Problem statement
The data below must be copied in full and without any change.

************

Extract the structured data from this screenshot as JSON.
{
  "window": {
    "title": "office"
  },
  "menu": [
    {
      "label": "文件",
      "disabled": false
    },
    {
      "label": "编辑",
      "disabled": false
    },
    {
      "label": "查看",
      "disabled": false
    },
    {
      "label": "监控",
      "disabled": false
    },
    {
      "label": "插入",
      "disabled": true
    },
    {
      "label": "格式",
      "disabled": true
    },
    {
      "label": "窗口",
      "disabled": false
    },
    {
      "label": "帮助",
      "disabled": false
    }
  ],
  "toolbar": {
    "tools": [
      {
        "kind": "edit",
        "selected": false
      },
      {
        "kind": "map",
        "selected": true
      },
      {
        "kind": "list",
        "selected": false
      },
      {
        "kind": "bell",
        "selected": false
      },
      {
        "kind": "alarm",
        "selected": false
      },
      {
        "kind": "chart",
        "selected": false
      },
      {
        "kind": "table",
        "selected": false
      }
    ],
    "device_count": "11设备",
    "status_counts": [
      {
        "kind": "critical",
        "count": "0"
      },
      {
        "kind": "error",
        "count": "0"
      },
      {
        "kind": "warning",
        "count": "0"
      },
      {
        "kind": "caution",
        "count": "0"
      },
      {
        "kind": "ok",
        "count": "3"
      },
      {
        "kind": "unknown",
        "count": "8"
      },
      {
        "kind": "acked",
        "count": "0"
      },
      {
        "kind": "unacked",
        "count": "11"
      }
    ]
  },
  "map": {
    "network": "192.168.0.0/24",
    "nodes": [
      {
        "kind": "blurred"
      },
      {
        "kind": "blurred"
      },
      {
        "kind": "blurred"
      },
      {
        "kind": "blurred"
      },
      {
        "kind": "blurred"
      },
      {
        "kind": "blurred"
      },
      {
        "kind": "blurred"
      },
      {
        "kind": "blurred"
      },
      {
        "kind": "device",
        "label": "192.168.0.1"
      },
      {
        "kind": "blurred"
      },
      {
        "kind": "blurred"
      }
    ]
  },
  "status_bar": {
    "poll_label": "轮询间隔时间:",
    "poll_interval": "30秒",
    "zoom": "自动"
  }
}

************

Output of the task
Extract the structured data from this screenshot as JSON.
{
  "window": {
    "title": "office"
  },
  "menu": [
    {
      "label": "文件",
      "disabled": false
    },
    {
      "label": "编辑",
      "disabled": false
    },
    {
      "label": "查看",
      "disabled": false
    },
    {
      "label": "监控",
      "disabled": false
    },
    {
      "label": "插入",
      "disabled": true
    },
    {
      "label": "格式",
      "disabled": true
    },
    {
      "label": "窗口",
      "disabled": false
    },
    {
      "label": "帮助",
      "disabled": false
    }
  ],
  "toolbar": {
    "tools": [
      {
        "kind": "edit",
        "selected": false
      },
      {
        "kind": "map",
        "selected": true
      },
      {
        "kind": "list",
        "selected": false
      },
      {
        "kind": "bell",
        "selected": false
      },
      {
        "kind": "alarm",
        "selected": false
      },
      {
        "kind": "chart",
        "selected": false
      },
      {
        "kind": "table",
        "selected": false
      }
    ],
    "device_count": "11设备",
    "status_counts": [
      {
        "kind": "critical",
        "count": "0"
      },
      {
        "kind": "error",
        "count": "0"
      },
      {
        "kind": "warning",
        "count": "0"
      },
      {
        "kind": "caution",
        "count": "0"
      },
      {
        "kind": "ok",
        "count": "3"
      },
      {
        "kind": "unknown",
        "count": "8"
      },
      {
        "kind": "acked",
        "count": "0"
      },
      {
        "kind": "unacked",
        "count": "11"
      }
    ]
  },
  "map": {
    "network": "192.168.0.0/24",
    "nodes": [
      {
        "kind": "blurred"
      },
      {
        "kind": "blurred"
      },
      {
        "kind": "blurred"
      },
      {
        "kind": "blurred"
      },
      {
        "kind": "blurred"
      },
      {
        "kind": "blurred"
      },
      {
        "kind": "blurred"
      },
      {
        "kind": "blurred"
      },
      {
        "kind": "device",
        "label": "192.168.0.1"
      },
      {
        "kind": "blurred"
      },
      {
        "kind": "blurred"
      }
    ]
  },
  "status_bar": {
    "poll_label": "轮询间隔时间:",
    "poll_interval": "30秒",
    "zoom": "自动"
  }
}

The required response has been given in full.